┌──
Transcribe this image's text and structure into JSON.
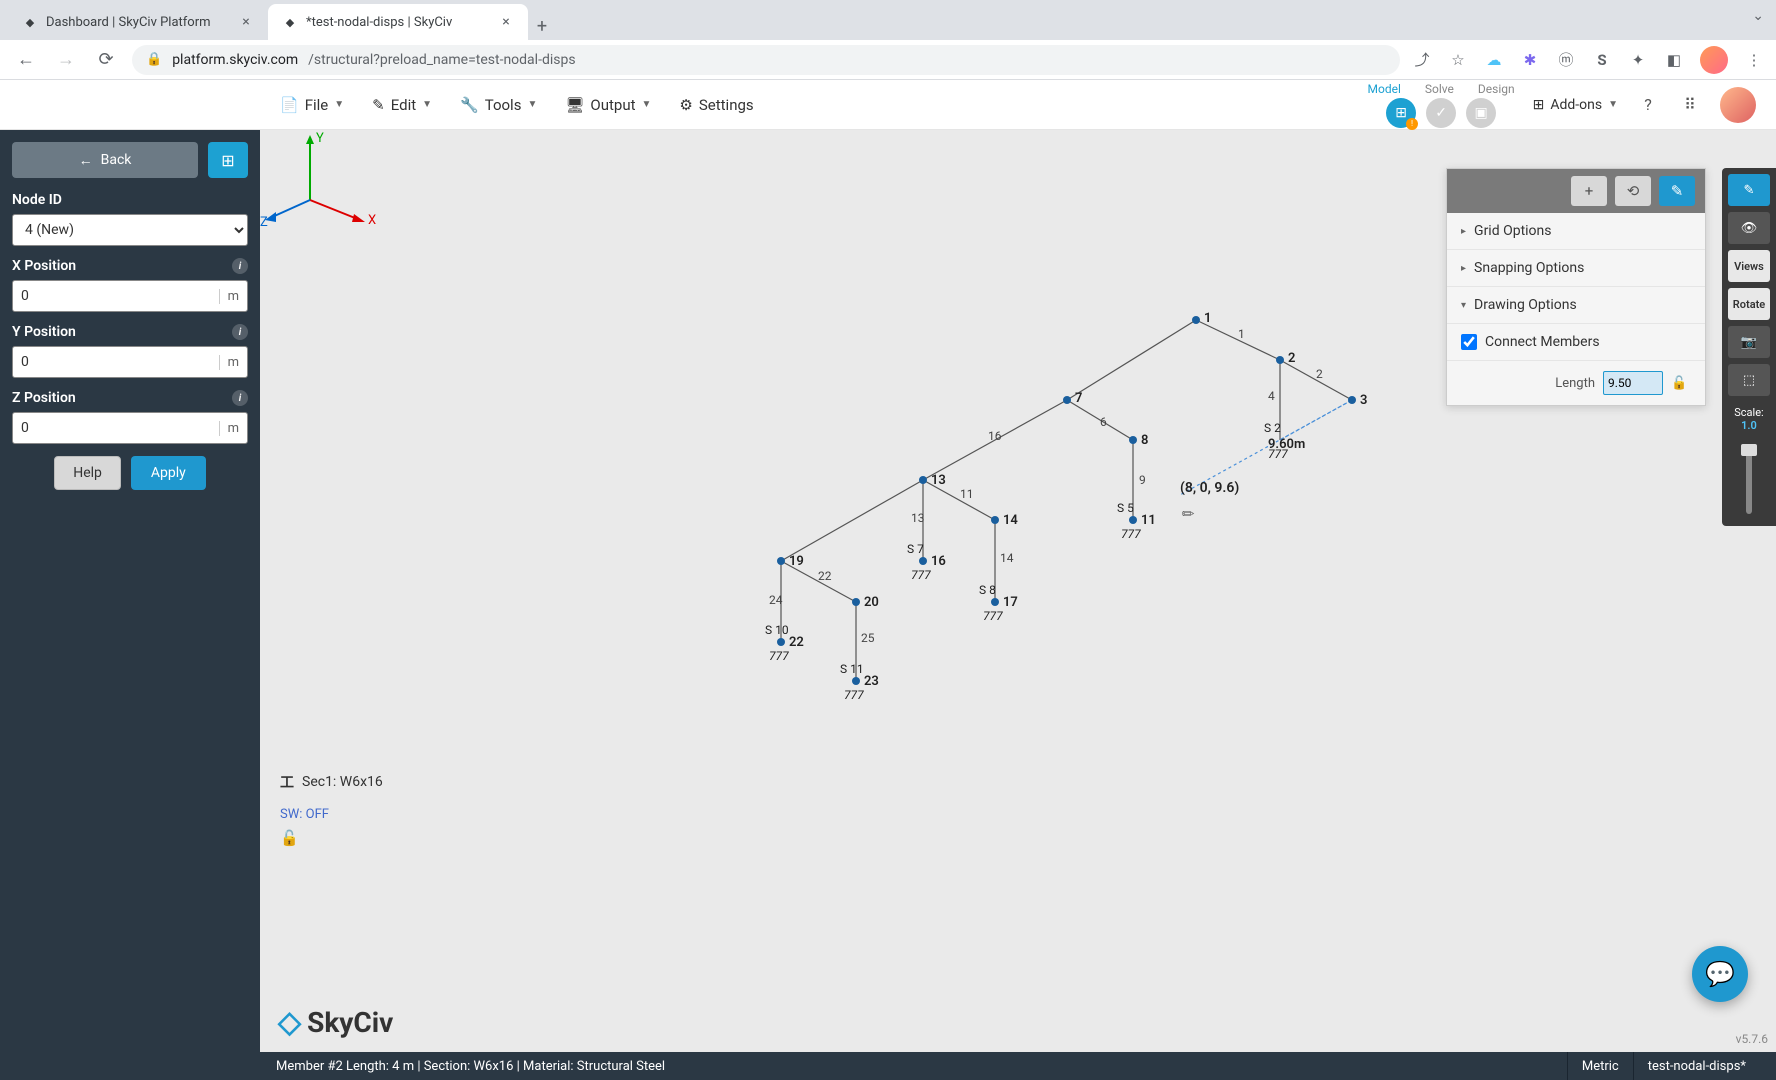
{
  "browser": {
    "tabs": [
      {
        "title": "Dashboard | SkyCiv Platform"
      },
      {
        "title": "*test-nodal-disps | SkyCiv"
      }
    ],
    "url_host": "platform.skyciv.com",
    "url_path": "/structural?preload_name=test-nodal-disps"
  },
  "menu": {
    "file": "File",
    "edit": "Edit",
    "tools": "Tools",
    "output": "Output",
    "settings": "Settings",
    "stages": {
      "model": "Model",
      "solve": "Solve",
      "design": "Design"
    },
    "addons": "Add-ons"
  },
  "sidebar": {
    "back": "Back",
    "node_id_label": "Node ID",
    "node_id_value": "4 (New)",
    "x_label": "X Position",
    "x_value": "0",
    "unit": "m",
    "y_label": "Y Position",
    "y_value": "0",
    "z_label": "Z Position",
    "z_value": "0",
    "help": "Help",
    "apply": "Apply"
  },
  "canvas": {
    "section": "Sec1: W6x16",
    "sw": "SW: OFF",
    "logo": "SkyCiv",
    "version": "v5.7.6",
    "coord_tip": "(8, 0, 9.6)",
    "draw_len": "9.60m",
    "axes": {
      "x": "X",
      "y": "Y",
      "z": "Z"
    },
    "labels": {
      "n1": "1",
      "n2": "2",
      "n3": "3",
      "n7": "7",
      "n8": "8",
      "n11": "11",
      "n13": "13",
      "n14": "14",
      "n16": "16",
      "n17": "17",
      "n19": "19",
      "n20": "20",
      "n22": "22",
      "n23": "23",
      "m1": "1",
      "m2": "2",
      "m4": "4",
      "m6": "6",
      "m9": "9",
      "m11": "11",
      "m13": "13",
      "m14": "14",
      "m16": "16",
      "m22": "22",
      "m24": "24",
      "m25": "25",
      "s2": "S 2",
      "s5": "S 5",
      "s7": "S 7",
      "s8": "S 8",
      "s10": "S 10",
      "s11": "S 11"
    }
  },
  "rpanel": {
    "grid": "Grid Options",
    "snap": "Snapping Options",
    "draw": "Drawing Options",
    "connect": "Connect Members",
    "length_label": "Length",
    "length_value": "9.50"
  },
  "rtoolbar": {
    "views": "Views",
    "rotate": "Rotate",
    "scale_label": "Scale:",
    "scale_value": "1.0"
  },
  "status": {
    "member_info": "Member #2 Length: 4 m | Section: W6x16 | Material: Structural Steel",
    "units": "Metric",
    "file": "test-nodal-disps*"
  }
}
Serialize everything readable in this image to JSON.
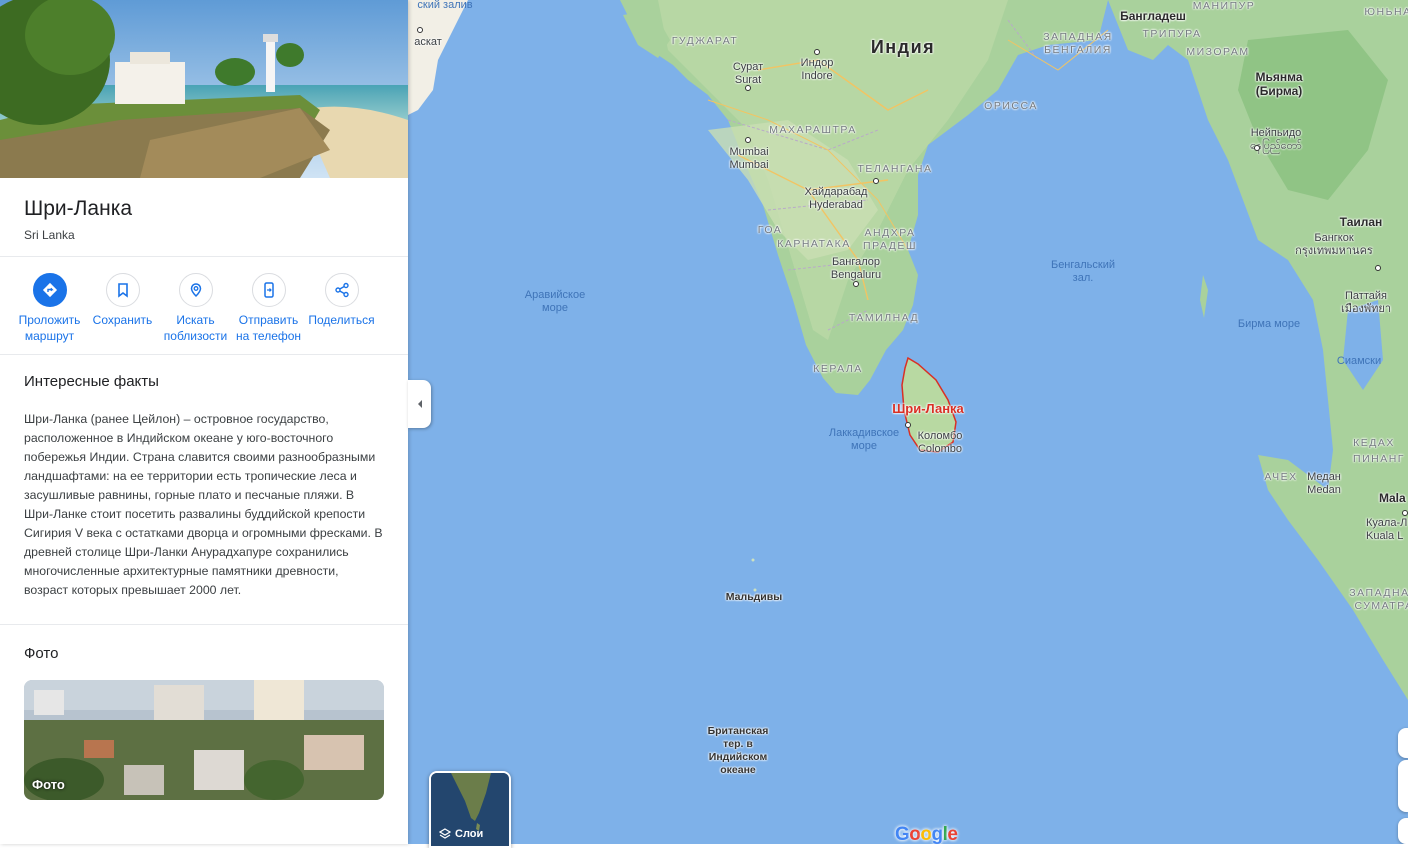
{
  "place": {
    "title": "Шри-Ланка",
    "subtitle": "Sri Lanka"
  },
  "actions": [
    {
      "label": "Проложить\nмаршрут",
      "icon": "directions-icon"
    },
    {
      "label": "Сохранить",
      "icon": "bookmark-icon"
    },
    {
      "label": "Искать\nпоблизости",
      "icon": "nearby-icon"
    },
    {
      "label": "Отправить\nна телефон",
      "icon": "send-to-phone-icon"
    },
    {
      "label": "Поделиться",
      "icon": "share-icon"
    }
  ],
  "facts": {
    "title": "Интересные факты",
    "text": "Шри-Ланка (ранее Цейлон) – островное государство, расположенное в Индийском океане у юго-восточного побережья Индии. Страна славится своими разнообразными ландшафтами: на ее территории есть тропические леса и засушливые равнины, горные плато и песчаные пляжи. В Шри-Ланке стоит посетить развалины буддийской крепости Сигирия V века с остатками дворца и огромными фресками. В древней столице Шри-Ланки Анурадхапуре сохранились многочисленные архитектурные памятники древности, возраст которых превышает 2000 лет."
  },
  "photos": {
    "title": "Фото",
    "card_label": "Фото"
  },
  "map": {
    "layers_label": "Слои",
    "google_logo": "Google",
    "labels": {
      "gulf": "ский залив",
      "karachi": "аскат",
      "gujarat": "ГУДЖАРАТ",
      "india": "Индия",
      "bangladesh": "Бангладеш",
      "manipur": "МАНИПУР",
      "west_bengal": "ЗАПАДНАЯ\nБЕНГАЛИЯ",
      "tripura": "ТРИПУРА",
      "mizoram": "МИЗОРАМ",
      "surat": "Сурат\nSurat",
      "indore": "Индор\nIndore",
      "orissa": "ОРИССА",
      "myanmar": "Мьянма\n(Бирма)",
      "naypyidaw": "Нейпьидо\nနေပြည်တော်",
      "maharashtra": "МАХАРАШТРА",
      "mumbai": "Mumbai\nMumbai",
      "telangana": "ТЕЛАНГАНА",
      "hyderabad": "Хайдарабад\nHyderabad",
      "goa": "ГОА",
      "karnataka": "КАРНАТАКА",
      "andhra": "АНДХРА\nПРАДЕШ",
      "bangalore": "Бангалор\nBengaluru",
      "tamilnadu": "ТАМИЛНАД",
      "kerala": "КЕРАЛА",
      "arabian_sea": "Аравийское\nморе",
      "bay_bengal": "Бенгальский\nзал.",
      "burma_sea": "Бирма море",
      "thailand": "Таилан",
      "bangkok": "Бангкок\nกรุงเทพมหานคร",
      "pattaya": "Паттайя\nเมืองพัทยา",
      "siam_gulf": "Сиамски",
      "srilanka": "Шри-Ланка",
      "colombo": "Коломбо\nColombo",
      "laccadive": "Лаккадивское\nморе",
      "maldives": "Мальдивы",
      "biot": "Британская\nтер. в\nИндийском\nокеане",
      "kedah": "КЕДАХ",
      "pinang": "ПИНАНГ",
      "aceh": "АЧЕХ",
      "medan": "Медан\nMedan",
      "malaysia": "Mala",
      "kuala": "Куала-Л\nKuala L",
      "west_sumatra": "ЗАПАДНАЯ\nСУМАТРА",
      "yunnan": "ЮНЬНА"
    }
  }
}
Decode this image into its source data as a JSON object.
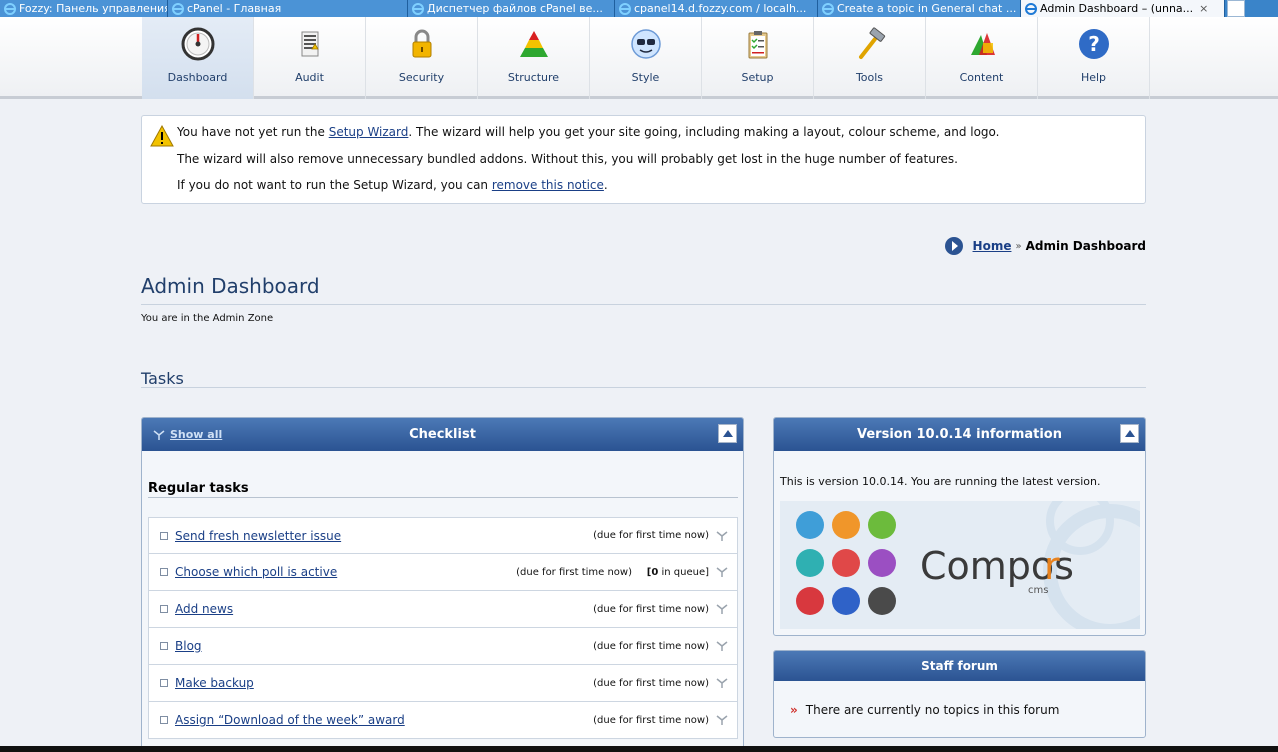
{
  "browser_tabs": [
    {
      "title": "Fozzy: Панель управления",
      "active": false
    },
    {
      "title": "cPanel - Главная",
      "active": false
    },
    {
      "title": "Диспетчер файлов cPanel ве...",
      "active": false
    },
    {
      "title": "cpanel14.d.fozzy.com / localh...",
      "active": false
    },
    {
      "title": "Create a topic in General chat ...",
      "active": false
    },
    {
      "title": "Admin Dashboard – (unna...",
      "active": true
    }
  ],
  "tab_close": "×",
  "toolbar": {
    "items": [
      {
        "label": "Dashboard",
        "icon": "dashboard-gauge-icon",
        "active": true
      },
      {
        "label": "Audit",
        "icon": "audit-icon",
        "active": false
      },
      {
        "label": "Security",
        "icon": "padlock-icon",
        "active": false
      },
      {
        "label": "Structure",
        "icon": "pyramid-icon",
        "active": false
      },
      {
        "label": "Style",
        "icon": "sunglasses-face-icon",
        "active": false
      },
      {
        "label": "Setup",
        "icon": "clipboard-checklist-icon",
        "active": false
      },
      {
        "label": "Tools",
        "icon": "hammer-icon",
        "active": false
      },
      {
        "label": "Content",
        "icon": "content-shapes-icon",
        "active": false
      },
      {
        "label": "Help",
        "icon": "question-icon",
        "active": false
      }
    ]
  },
  "notice": {
    "line1_pre": "You have not yet run the ",
    "line1_link": "Setup Wizard",
    "line1_post": ". The wizard will help you get your site going, including making a layout, colour scheme, and logo.",
    "line2": "The wizard will also remove unnecessary bundled addons. Without this, you will probably get lost in the huge number of features.",
    "line3_pre": "If you do not want to run the Setup Wizard, you can ",
    "line3_link": "remove this notice",
    "line3_post": "."
  },
  "breadcrumb": {
    "home": "Home",
    "separator": "»",
    "current": "Admin Dashboard"
  },
  "page": {
    "title": "Admin Dashboard",
    "subtitle": "You are in the Admin Zone",
    "tasks_heading": "Tasks"
  },
  "checklist": {
    "title": "Checklist",
    "show_all": "Show all",
    "section_title": "Regular tasks",
    "tasks": [
      {
        "name": "Send fresh newsletter issue",
        "due": "(due for first time now)",
        "queue": ""
      },
      {
        "name": "Choose which poll is active",
        "due": "(due for first time now)",
        "queue": "[0 in queue]"
      },
      {
        "name": "Add news",
        "due": "(due for first time now)",
        "queue": ""
      },
      {
        "name": "Blog",
        "due": "(due for first time now)",
        "queue": ""
      },
      {
        "name": "Make backup",
        "due": "(due for first time now)",
        "queue": ""
      },
      {
        "name": "Assign “Download of the week” award",
        "due": "(due for first time now)",
        "queue": ""
      }
    ]
  },
  "version_box": {
    "title": "Version 10.0.14 information",
    "text": "This is version 10.0.14. You are running the latest version.",
    "logo_word": "Compos",
    "logo_r": "r",
    "logo_sub": "cms"
  },
  "staff_forum": {
    "title": "Staff forum",
    "bullet": "»",
    "text": "There are currently no topics in this forum"
  },
  "colors": {
    "accent": "#2b5392",
    "link": "#1a3f86",
    "page_bg": "#eef1f6"
  }
}
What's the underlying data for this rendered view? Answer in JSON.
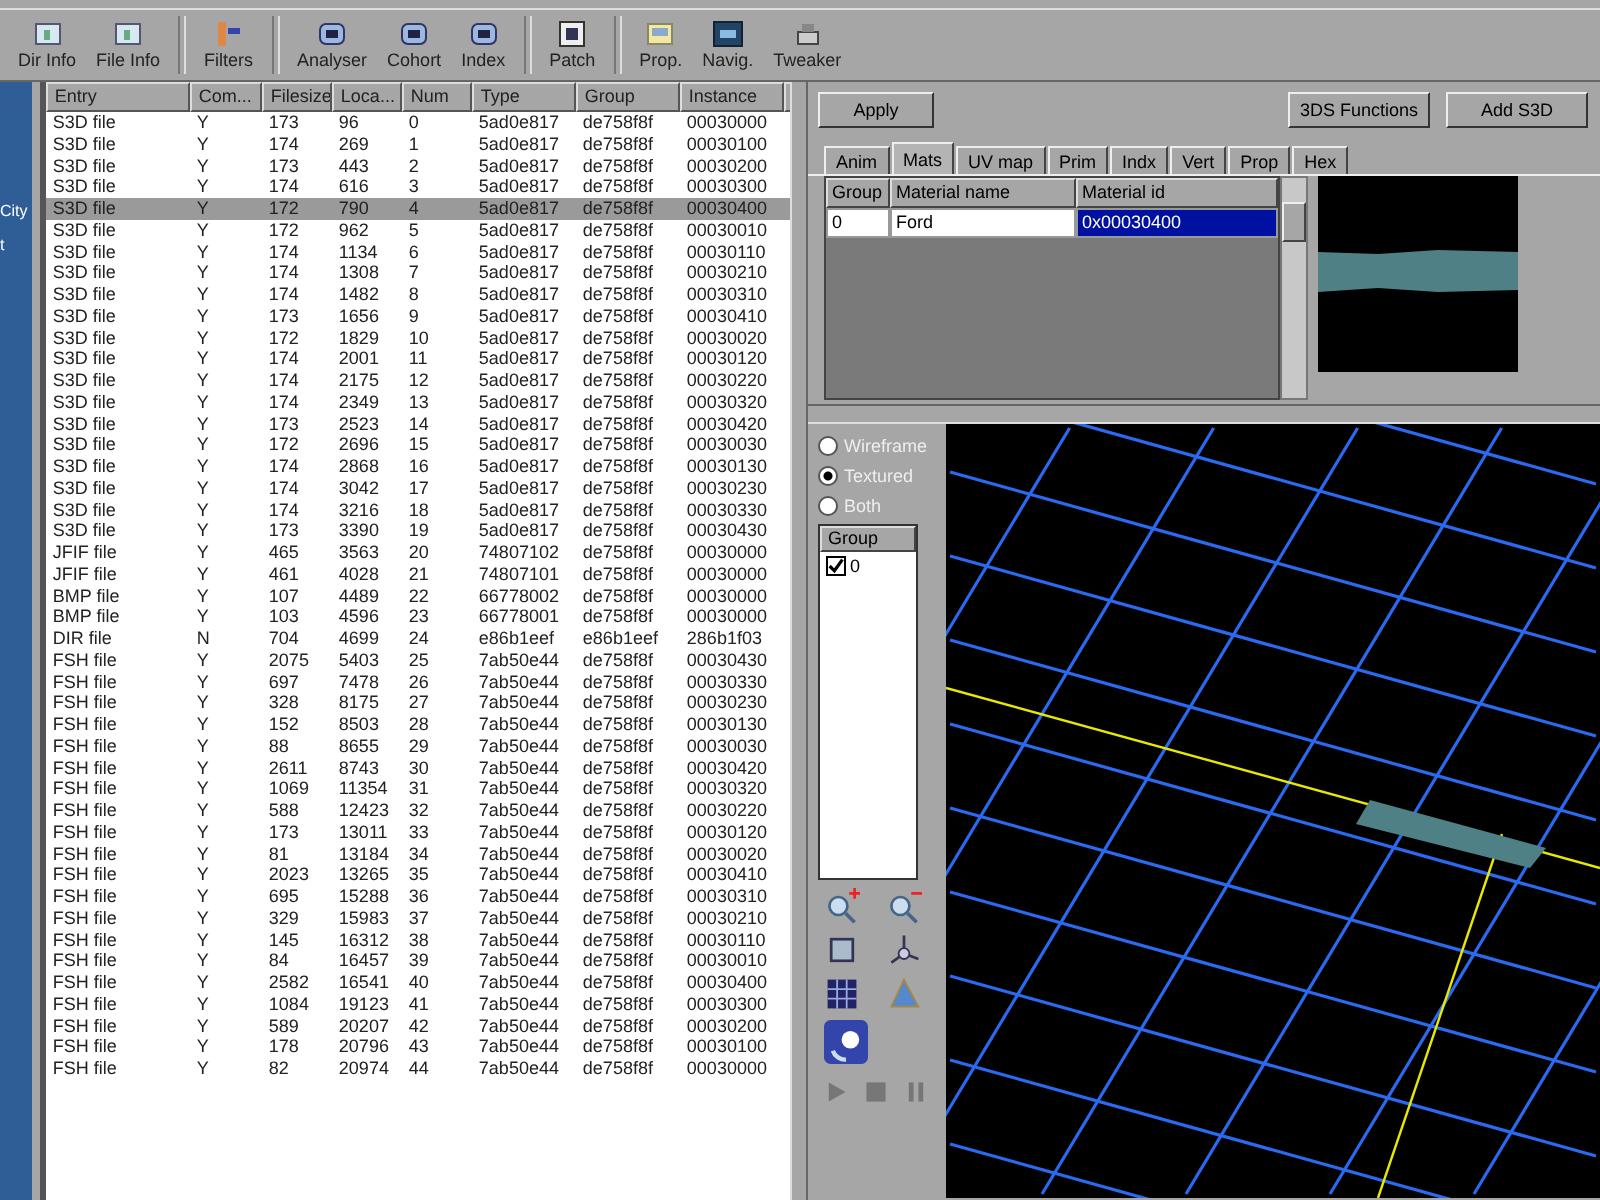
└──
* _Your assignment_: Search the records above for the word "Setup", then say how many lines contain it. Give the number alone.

* _Reply to the task_: 3